The record before us is void of information evidencing such a legislative grant of the property to either plaintiffs or defendants. Because we have determined that defendants retained the strip of land that contained the high-water mark prior to the filling of the bay, and therefore acquired littoral rights to the then-submerged area, we find that defendants continue to maintain rights in that area as long as their use of the area is not inconsistent with the public trust. Carr, 22 R.I. at 529, 48 A. at 306-07. The defendants' rights, however, are subservient to the State's rights in the property because the State holds title in fee subject to the public trust doctrine.

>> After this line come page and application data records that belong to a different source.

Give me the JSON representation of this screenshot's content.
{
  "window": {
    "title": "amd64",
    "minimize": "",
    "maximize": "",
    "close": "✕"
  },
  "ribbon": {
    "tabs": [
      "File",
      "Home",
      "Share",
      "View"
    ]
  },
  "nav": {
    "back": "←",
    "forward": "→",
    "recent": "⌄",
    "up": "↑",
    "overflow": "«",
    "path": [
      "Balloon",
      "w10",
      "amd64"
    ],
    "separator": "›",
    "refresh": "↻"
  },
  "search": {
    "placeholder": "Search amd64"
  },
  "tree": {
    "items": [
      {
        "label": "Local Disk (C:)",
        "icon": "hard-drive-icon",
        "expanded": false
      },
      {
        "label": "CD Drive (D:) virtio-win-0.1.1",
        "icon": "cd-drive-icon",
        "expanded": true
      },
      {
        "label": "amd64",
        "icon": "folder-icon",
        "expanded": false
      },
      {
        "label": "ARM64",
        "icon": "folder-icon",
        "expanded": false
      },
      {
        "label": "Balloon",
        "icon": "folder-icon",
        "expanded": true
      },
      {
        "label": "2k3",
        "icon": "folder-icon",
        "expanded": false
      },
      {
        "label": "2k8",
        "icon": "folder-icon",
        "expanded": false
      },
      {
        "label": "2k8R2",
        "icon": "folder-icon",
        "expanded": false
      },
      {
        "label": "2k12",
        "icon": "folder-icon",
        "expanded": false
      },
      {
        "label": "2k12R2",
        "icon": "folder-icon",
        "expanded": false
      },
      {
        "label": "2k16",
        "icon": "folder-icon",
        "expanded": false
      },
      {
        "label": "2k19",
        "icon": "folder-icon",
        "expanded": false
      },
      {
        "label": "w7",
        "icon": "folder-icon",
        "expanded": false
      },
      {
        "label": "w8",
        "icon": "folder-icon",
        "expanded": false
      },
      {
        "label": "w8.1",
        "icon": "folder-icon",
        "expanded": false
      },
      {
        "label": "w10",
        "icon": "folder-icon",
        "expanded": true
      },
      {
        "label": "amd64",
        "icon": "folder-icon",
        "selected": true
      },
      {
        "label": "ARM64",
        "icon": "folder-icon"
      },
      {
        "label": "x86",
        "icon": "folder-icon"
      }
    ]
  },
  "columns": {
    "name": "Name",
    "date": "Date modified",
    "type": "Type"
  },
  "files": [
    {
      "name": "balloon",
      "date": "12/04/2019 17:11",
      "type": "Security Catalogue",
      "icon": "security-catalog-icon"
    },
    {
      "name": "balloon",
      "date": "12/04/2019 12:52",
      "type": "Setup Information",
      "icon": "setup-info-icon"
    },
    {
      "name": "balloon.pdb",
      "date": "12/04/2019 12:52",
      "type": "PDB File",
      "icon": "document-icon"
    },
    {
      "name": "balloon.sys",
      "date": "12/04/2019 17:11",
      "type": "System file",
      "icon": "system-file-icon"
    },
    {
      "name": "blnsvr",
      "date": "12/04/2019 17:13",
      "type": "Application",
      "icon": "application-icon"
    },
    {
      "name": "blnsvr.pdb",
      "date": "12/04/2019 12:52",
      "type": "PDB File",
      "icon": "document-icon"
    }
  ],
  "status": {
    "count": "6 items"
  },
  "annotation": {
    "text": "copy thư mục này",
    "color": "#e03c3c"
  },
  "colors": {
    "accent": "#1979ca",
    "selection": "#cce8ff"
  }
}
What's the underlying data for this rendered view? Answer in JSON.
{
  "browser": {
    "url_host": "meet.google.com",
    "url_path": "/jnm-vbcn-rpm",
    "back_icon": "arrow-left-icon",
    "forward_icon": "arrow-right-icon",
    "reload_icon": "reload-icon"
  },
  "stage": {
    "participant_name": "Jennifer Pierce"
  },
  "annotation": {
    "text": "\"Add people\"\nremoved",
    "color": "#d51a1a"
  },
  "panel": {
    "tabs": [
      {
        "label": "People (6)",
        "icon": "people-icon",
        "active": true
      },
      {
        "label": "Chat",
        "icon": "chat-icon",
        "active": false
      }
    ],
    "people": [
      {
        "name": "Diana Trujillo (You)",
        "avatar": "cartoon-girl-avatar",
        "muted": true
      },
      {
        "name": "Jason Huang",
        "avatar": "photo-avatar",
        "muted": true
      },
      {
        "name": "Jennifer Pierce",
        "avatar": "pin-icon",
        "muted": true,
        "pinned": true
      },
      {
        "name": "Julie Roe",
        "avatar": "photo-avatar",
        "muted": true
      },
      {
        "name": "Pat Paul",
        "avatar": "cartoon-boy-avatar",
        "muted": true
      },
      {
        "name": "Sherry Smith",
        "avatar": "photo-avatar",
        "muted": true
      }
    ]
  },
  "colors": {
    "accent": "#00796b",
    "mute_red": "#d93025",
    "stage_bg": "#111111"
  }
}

Having established the ownership status of the State and the rights maintained by the association, we now address the trial justice's decision that the plaintiffs acquired title to the property by adverse possession. We are of the opinion that the trial justice erred in granting the plaintiffs title by adverse possession because a private party cannot adversely possess public property. Statutorily private individuals cannot adversely possess shoreline or waterfront property located within the State of Rhode Island because such property is maintained for public use. G.L. 1956 (1984 Reenactment) § 34-7-8. As established by the United States Supreme Court, however, this prohibition on adverse possession applies to all public lands owned by state governments and, therefore, is not limited to shoreline property. Marine Railway & Coal Co. v. United States, 257 U.S. 47, 64-66, 42 S. Ct. 32, 34-35, 66 L. Ed. 124, 129-30 (1921); Armstrong v. Morrill, 81 U.S. (14 Wall.) 120, 145, 20 L. Ed. 765, 772 (1871); Lindsey v. The Lessee of Miller, 31 U.S. (6 Peters) 666, 673-74, 8 L. Ed. 538, 541 (1832) (well settled that statutory period necessary for adverse possession does not run *878 against a state regarding state-owned public property); see generally Williams v. Babcock, 116 N.H. 819, 824, 368 A.2d 1166, 1170-71 (1976) (citing Davenhall v. Cameron, 116 N.H. 695, 366 A.2d 499 (1976)) (public lands not subject to adverse possession); Thompson v. Major, 58 N.H. 242, 244 (1878); Hicks v. City of Providence, 43 R.I. 484, 488-89, 113 A. 791, 792-93 (1921) (land imposed with charitable trust for good of public at large not subject to adverse possession by private individual); 3 Am.Jur.2d Adverse Possession, § 269 (1986). We therefore conclude that the plaintiffs do not hold title to the ten-foot beach area or the filled area by either deed or adverse possession.
For the reasons stated, the appeal of the defendants is sustained. The judgment appealed from is reversed, and the papers are remanded to the Superior Court.